Experimental tablet vaccine shows early promise

An experimental COVID-19 vaccine in the form of an oral tablet has shown promising immune responses in a small preliminary trial designed mainly to evaluate its safety, according to drug manufacturer Vaxart Inc VXRT.O. The South San Francisco, California-based company had earlier said the tablet was well tolerated, with no one dropping out of the study because of adverse effects. On Tuesday, they reported on immune responses in the 35 healthy volunteers who received the tablet.

While the currently approved vaccines induce antibodies in the blood, the tablet induced antibodies in the mucosa – the tissues lining the nose and airways that are the first line of defense against the virus, according to a report posted on the medical website medRxiv ahead of peer review. Nearly half of volunteers showed an increase in long-lasting antibodies capable of binding to multiple sites on the Delta and Omicron variants of the virus that causes COVID-19.

Nasal and saliva samples showed that half of study participants had higher antibody levels than similar people whose antibodies were the result of previous COVID-19 infections.

The enhanced neutralizing capacity lasted for six months, the researchers said.

Going forward, larger studies designed specifically to test the tablet’s effectiveness are needed, as are studies to test whether this so-called adenovirus-vector vaccine would work well in people who already have received the mRNA vaccines from Pfizer Inc/BioNTech SE PFE.N22UAy.DE or Moderna Inc MRNA.O.

Hypertension boosts risk of serious Omicron illness

High blood pressure more than doubles the risk of hospitalization during COVID-19 infections with the coronavirus Omicron variant, even in people who are fully vaccinated and boosted, a U.S. study showed.

Doctors at Cedars-Sinai Medical Center in Los Angeles studied 912 people with COVID-19 when Omicron was the dominant variant despite having received at least three doses of an mRNA vaccine from Pfizer/BioNTech or Moderna, including 145 who required hospitalization. The risk for severe disease was increased in people with well-known risk factors such as older age, heart failure or kidney disease, the researchers reported on Thursday in the journal Hypertension. But hypertension “was associated with the greatest magnitude of risk,” more than doubling the odds that someone with COVID-19 would need to be hospitalized, they added. Even looking only at younger people with generally healthy organs, hypertension was still associated with “substantial and significant risks,” they found.

“We were surprised to learn that many people who were hospitalized with COVID-19 had hypertension and no other risk factors,” study leader Dr. Susan Cheng said in a statement. “This is concerning when you consider that almost half of American adults have high blood pressure.”

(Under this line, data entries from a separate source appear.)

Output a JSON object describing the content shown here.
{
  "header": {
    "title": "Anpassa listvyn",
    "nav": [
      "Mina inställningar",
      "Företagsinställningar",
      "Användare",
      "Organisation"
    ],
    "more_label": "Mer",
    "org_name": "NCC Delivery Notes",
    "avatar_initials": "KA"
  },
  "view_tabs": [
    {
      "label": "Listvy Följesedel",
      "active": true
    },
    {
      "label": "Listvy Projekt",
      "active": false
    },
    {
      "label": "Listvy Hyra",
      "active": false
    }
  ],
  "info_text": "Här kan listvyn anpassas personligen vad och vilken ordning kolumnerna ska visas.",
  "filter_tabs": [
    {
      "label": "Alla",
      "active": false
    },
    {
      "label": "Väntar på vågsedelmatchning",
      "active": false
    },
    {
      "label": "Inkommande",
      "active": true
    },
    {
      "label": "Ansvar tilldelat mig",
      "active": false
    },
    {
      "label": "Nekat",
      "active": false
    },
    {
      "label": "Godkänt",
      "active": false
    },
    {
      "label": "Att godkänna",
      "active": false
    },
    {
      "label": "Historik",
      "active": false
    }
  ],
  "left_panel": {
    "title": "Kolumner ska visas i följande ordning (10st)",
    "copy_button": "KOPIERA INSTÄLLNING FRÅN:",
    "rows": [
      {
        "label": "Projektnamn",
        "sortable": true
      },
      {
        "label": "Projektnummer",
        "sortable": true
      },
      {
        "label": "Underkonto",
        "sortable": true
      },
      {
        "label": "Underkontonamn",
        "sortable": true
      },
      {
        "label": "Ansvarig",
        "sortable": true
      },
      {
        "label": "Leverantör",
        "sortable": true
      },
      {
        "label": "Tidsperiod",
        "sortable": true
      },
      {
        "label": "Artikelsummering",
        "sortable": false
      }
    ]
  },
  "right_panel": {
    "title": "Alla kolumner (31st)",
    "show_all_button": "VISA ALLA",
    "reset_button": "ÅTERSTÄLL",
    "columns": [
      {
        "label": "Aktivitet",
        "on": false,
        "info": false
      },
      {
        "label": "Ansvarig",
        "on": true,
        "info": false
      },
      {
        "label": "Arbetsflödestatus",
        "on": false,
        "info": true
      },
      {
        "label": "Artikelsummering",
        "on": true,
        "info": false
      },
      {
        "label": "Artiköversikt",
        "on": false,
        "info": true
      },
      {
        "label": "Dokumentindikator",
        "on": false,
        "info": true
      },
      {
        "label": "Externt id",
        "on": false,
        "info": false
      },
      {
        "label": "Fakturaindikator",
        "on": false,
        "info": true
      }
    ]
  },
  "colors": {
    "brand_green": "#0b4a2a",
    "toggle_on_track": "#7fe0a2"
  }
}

Third-trimester Omicron infection linked with preterm birth

Infection with the Omicron variant of the coronavirus in the third trimester of pregnancy is linked with an increased risk of preterm delivery, according to Israeli researchers.

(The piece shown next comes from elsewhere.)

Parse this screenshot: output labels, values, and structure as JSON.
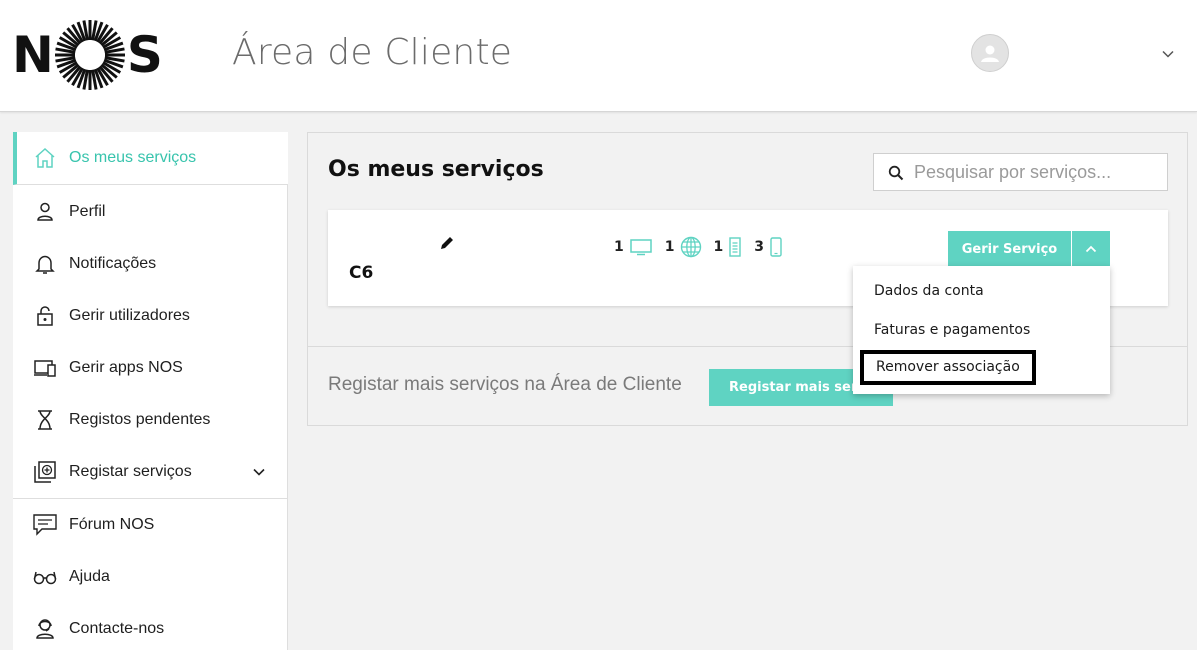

Doctors there compared 2,753 pregnant patients with positive PCR tests for the virus this year to the same number of similar but uninfected pregnant patients. Infections were not associated with preterm birth when diagnosed in the first or second trimester. But nearly half of the women were infected in the third trimester. In this group, rates of preterm birth were 5.8%, compared to 2.3% among uninfected women at the same stage of pregnancy, the study found.

After accounting for other risk factors, women diagnosed in the third trimester were nearly three times more likely than uninfected women to delivery early, and those diagnosed after 34 weeks of gestation were roughly seven times more likely to have late preterm births, according to a report published on Wednesday in the journal PLOS One. Symptomatic infections increased the risks even further.

“Women during their third trimester, specifically after 34 weeks of gestation, should practice social distancing and respiratory protection to reduce risk of adverse pregnancy outcomes,” the researchers wrote. They added that women at earlier stages of pregnancy should not let down their guard because the study did not evaluate “other potential differences in the mother or newborn.”

—Reporting Nancy Lapid and Shawana Alleyne-Morris; Editing by Will Dunham